* A Talk with Los Angeles Times’ Sportswriter Broderick Turner: Los Angeles Times’ sportswriter Broderick Turner will present and offer a workshop session with student journalists. Turner delivers a powerful message of work ethic, professionalism, follow- through, networking, media ethics and personal responsibility, a message that resonates deeply with students. The hour lecture presentation will be open to the community and a separate, targeted hour-long workshop session will be available only to SRJC student journalists. There will also be a separate meet-and-greet available to students in the Umoja Program. The presentation will be in April at a date still to be confirmed in the Carole L. Ellis Auditorium on the Petaluma Campus.

* White Like Me: Reflections on Race from a Privileged Son with Tim Wise: Tim Wise is the author of the book “White Like Me: Reflections on Race from a Privileged Son,” in which he offers a deeply personal take on whiteness, white privilege and racism in America. Wise explains how white privilege damages not only people of color, but white people as well, in the process providing an accessible and powerful introduction to the social construction of racial identities. The lecture will be April 9 from noon-1 p.m. in the Randolph Newman Auditorium, Emeritus Hall, on the Santa Rosa Campus.

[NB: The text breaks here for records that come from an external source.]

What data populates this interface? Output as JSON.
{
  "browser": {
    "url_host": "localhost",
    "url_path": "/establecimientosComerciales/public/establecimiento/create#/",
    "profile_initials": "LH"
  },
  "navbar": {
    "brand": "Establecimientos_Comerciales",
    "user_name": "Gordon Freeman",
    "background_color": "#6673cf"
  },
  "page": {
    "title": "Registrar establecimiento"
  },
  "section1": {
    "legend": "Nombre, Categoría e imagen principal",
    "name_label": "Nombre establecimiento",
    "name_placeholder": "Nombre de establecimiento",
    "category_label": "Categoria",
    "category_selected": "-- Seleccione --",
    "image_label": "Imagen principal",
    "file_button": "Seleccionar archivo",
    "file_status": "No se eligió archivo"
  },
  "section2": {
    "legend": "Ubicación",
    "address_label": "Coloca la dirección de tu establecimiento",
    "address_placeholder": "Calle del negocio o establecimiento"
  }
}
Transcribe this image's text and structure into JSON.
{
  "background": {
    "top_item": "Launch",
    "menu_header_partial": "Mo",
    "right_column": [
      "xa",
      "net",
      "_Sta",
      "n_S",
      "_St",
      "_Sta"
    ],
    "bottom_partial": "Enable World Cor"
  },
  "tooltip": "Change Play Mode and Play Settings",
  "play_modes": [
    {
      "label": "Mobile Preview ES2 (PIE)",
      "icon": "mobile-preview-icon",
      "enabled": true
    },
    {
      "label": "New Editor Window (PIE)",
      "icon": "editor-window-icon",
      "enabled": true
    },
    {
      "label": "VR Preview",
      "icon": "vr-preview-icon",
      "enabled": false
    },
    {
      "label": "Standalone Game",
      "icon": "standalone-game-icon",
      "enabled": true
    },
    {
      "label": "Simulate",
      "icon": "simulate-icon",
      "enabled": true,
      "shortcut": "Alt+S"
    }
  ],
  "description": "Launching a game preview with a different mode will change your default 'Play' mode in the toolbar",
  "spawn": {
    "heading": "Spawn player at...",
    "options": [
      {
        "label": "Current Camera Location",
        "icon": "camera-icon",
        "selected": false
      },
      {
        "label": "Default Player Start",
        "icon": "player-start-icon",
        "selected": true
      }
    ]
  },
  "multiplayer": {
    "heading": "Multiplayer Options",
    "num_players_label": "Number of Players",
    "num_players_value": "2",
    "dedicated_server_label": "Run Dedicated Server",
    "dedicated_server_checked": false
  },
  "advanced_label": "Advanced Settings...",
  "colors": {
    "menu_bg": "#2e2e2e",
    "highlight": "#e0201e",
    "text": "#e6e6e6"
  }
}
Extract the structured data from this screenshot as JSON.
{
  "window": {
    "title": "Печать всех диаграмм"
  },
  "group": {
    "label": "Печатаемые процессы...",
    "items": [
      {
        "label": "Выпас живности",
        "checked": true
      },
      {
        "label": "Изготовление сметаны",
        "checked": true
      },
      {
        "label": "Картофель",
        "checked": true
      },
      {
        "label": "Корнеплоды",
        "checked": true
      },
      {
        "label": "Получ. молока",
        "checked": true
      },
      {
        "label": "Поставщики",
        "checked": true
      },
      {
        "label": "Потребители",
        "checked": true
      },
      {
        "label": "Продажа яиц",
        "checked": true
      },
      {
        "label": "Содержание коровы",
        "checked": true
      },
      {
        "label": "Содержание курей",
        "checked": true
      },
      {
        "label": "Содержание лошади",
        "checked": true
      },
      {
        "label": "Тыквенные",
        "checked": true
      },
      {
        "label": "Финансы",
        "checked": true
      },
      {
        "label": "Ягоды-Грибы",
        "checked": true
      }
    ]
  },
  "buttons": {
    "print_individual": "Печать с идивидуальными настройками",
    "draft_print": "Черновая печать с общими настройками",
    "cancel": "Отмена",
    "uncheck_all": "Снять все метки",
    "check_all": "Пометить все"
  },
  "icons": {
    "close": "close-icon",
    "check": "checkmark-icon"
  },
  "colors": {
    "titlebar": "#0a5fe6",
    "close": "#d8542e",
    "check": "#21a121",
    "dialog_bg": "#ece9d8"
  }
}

* Where Do We Go From Here with Peter Coyote: Peter Coyote has been an actor in more than 145 films and an author of two books and numerous articles. In 1966, he was a founder of The Diggers, an anarchist family famous for providing free food, free stores, free medical clinics and free crash pads. From 1975-83, he served as policy advisor to Gov. Edmund Brown Jr., and as a member (and later chairman) of the California Arts Council. He was credited with many of the policies and political strategies that raised the budget from $1 million to $18 million annually. He currently lives on a small farm with two dogs and 40 fruit trees. He is a fully transmitted Zen Buddhist priest. The event will be April 23 from noon-1 p.m. in the Randolph Newman Auditorium, Emeritus Hall on the Santa Rosa Campus.